## EXERCISE BRIEF
Examine the data below and state how many lines contain "location", offering no other words.

##### MATERIAL FOR THE TASK

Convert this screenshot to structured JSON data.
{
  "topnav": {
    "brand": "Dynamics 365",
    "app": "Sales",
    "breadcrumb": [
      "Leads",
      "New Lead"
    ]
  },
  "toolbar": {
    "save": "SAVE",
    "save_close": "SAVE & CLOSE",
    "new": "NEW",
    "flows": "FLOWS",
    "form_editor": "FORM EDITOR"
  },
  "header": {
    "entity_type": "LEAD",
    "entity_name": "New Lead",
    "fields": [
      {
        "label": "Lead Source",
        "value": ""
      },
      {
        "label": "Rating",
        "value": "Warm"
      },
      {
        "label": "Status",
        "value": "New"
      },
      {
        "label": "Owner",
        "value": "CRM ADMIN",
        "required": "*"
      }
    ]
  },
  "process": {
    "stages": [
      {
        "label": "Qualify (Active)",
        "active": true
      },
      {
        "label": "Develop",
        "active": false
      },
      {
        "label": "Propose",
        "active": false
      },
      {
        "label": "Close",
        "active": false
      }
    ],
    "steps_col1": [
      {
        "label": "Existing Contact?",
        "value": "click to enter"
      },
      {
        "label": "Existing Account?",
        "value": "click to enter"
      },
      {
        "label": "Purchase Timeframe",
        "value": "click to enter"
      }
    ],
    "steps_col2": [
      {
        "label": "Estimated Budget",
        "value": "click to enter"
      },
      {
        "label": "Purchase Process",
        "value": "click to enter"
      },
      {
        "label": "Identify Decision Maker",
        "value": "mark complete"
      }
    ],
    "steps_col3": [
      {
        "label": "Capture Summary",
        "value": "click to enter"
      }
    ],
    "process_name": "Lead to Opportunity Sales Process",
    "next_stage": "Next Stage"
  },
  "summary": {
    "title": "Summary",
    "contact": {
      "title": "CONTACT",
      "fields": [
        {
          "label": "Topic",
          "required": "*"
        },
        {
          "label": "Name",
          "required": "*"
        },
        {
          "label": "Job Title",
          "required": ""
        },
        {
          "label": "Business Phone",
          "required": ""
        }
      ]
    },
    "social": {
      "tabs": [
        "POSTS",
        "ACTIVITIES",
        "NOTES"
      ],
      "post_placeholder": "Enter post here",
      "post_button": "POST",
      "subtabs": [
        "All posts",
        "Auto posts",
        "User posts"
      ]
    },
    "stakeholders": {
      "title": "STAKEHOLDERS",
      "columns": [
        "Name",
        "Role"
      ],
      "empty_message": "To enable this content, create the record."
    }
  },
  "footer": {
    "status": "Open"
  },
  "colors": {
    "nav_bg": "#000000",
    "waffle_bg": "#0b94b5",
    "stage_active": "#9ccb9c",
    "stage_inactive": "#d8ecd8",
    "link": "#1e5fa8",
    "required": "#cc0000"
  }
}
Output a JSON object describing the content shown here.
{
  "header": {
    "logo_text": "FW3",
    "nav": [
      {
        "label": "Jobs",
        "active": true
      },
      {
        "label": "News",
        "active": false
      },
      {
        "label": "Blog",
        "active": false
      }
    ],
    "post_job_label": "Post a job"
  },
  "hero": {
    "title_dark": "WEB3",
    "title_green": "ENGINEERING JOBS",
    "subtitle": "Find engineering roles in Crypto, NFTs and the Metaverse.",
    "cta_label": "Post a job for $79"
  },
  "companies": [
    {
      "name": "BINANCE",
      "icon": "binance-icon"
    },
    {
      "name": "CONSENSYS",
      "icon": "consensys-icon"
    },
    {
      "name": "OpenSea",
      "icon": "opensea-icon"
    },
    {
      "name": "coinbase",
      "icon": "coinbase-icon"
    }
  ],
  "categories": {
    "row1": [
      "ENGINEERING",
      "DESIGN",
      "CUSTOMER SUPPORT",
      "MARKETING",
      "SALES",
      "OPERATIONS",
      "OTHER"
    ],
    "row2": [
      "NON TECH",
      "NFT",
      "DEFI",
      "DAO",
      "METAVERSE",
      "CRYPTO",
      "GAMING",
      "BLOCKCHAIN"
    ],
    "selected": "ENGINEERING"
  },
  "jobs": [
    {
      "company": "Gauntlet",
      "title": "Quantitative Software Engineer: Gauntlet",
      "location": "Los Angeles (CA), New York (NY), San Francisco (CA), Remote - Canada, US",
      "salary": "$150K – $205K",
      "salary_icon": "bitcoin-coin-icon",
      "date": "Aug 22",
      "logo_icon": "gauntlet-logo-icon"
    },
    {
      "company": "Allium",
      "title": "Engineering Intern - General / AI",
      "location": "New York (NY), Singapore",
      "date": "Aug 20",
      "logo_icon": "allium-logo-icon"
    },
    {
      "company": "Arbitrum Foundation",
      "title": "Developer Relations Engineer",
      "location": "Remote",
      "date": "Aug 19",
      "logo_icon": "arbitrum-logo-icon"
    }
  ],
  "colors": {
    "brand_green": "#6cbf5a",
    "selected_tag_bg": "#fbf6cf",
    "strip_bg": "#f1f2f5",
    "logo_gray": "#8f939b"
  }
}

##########

## SOLUTION FOR THIS PROBLEM
3